Exercise description ::
Work out how many lines of the listing below hold the word "content", and give that number only.

Given entries ::
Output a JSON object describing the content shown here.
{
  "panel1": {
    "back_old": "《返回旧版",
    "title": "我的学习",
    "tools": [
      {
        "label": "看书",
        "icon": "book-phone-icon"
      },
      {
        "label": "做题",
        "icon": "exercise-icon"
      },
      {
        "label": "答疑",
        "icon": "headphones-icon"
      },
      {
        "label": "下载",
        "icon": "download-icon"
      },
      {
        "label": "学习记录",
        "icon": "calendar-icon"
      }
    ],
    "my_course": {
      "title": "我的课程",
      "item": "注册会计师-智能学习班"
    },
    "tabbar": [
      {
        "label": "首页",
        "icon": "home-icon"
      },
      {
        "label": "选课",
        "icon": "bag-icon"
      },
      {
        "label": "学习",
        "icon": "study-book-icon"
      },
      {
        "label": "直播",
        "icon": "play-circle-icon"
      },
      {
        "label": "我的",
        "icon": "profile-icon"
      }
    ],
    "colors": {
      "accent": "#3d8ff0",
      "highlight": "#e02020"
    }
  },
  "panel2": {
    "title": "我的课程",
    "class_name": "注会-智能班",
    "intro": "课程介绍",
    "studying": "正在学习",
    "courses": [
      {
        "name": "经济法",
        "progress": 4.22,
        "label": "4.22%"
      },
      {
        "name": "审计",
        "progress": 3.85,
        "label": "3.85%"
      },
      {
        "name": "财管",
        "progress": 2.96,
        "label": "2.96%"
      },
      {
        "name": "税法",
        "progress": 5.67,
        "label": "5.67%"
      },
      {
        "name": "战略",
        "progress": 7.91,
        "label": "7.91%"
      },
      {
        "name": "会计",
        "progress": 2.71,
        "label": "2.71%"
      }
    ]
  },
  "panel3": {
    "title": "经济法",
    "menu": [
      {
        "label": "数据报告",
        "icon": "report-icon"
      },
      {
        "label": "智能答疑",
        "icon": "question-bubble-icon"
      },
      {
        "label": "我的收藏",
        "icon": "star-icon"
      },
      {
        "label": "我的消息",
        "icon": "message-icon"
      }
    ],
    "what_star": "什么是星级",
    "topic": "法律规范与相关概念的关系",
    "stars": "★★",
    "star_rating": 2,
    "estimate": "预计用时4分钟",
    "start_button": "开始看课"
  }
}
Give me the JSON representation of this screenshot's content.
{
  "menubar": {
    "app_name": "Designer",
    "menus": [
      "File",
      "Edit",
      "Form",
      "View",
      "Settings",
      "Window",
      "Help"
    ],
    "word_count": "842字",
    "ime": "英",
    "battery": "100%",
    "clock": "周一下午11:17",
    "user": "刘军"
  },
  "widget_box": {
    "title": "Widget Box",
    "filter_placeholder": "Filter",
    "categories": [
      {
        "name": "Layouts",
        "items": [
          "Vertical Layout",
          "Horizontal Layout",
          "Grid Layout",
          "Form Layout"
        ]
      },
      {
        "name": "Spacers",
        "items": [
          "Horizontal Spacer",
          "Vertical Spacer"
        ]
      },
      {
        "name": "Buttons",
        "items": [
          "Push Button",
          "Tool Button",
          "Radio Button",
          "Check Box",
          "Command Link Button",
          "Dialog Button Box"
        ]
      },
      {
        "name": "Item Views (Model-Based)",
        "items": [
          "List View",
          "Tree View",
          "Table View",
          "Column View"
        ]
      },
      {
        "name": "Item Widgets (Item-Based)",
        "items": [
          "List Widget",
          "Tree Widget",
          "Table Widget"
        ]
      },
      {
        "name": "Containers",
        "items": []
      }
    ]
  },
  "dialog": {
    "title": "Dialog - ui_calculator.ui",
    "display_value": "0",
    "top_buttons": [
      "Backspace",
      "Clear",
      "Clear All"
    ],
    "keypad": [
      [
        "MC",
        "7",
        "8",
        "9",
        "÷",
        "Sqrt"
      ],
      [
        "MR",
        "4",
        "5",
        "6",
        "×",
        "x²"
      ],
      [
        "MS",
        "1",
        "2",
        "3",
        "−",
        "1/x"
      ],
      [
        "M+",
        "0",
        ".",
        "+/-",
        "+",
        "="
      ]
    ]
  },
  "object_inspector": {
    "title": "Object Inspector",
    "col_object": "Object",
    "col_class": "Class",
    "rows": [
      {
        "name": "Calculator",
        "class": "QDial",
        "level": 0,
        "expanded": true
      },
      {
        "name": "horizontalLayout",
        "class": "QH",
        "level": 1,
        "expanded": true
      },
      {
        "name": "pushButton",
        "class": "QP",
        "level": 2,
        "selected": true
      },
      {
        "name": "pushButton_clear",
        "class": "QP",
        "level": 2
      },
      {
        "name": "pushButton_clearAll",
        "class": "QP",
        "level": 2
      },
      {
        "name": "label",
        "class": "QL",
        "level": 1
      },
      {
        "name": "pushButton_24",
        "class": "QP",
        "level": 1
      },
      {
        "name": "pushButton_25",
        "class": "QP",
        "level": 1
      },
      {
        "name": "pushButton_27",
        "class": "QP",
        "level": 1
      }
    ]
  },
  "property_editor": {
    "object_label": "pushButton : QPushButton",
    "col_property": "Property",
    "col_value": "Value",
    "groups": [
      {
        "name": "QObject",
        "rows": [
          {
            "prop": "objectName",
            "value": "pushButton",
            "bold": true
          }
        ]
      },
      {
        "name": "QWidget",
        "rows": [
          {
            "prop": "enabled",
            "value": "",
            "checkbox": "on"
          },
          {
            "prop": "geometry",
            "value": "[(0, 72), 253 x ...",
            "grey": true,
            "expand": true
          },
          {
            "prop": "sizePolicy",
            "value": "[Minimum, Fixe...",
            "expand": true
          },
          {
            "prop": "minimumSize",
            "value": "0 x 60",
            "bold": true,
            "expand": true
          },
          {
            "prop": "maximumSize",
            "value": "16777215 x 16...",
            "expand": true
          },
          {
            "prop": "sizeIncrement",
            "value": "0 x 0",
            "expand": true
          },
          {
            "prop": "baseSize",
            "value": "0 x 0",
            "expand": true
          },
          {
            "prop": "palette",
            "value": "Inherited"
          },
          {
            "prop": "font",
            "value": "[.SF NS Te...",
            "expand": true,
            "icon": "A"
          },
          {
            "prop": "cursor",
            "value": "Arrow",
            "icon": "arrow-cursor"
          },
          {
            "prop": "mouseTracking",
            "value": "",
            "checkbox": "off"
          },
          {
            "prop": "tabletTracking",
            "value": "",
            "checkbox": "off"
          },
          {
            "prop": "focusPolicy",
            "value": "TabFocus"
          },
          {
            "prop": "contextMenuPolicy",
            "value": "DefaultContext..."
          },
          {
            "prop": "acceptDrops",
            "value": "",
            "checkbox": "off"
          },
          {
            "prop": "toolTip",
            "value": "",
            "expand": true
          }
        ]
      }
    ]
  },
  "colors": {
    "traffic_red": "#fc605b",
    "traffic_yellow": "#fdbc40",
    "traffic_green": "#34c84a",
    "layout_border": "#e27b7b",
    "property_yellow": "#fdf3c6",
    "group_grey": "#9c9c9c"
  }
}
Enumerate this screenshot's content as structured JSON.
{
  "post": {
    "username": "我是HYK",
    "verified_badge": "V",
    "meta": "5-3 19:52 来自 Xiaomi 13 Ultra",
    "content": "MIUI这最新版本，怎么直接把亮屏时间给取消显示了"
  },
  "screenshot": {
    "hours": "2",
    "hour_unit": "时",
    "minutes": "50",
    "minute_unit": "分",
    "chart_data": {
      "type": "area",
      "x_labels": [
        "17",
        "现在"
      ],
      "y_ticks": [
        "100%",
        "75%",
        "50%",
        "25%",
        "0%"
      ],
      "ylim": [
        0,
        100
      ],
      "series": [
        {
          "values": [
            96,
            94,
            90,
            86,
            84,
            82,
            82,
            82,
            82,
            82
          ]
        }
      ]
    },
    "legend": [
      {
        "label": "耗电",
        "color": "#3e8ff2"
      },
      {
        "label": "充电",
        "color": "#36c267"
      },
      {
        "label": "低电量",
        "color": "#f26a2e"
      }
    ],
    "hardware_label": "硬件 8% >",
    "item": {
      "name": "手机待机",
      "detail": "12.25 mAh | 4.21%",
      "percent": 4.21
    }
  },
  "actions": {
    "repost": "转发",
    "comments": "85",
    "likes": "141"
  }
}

Your solution ::
4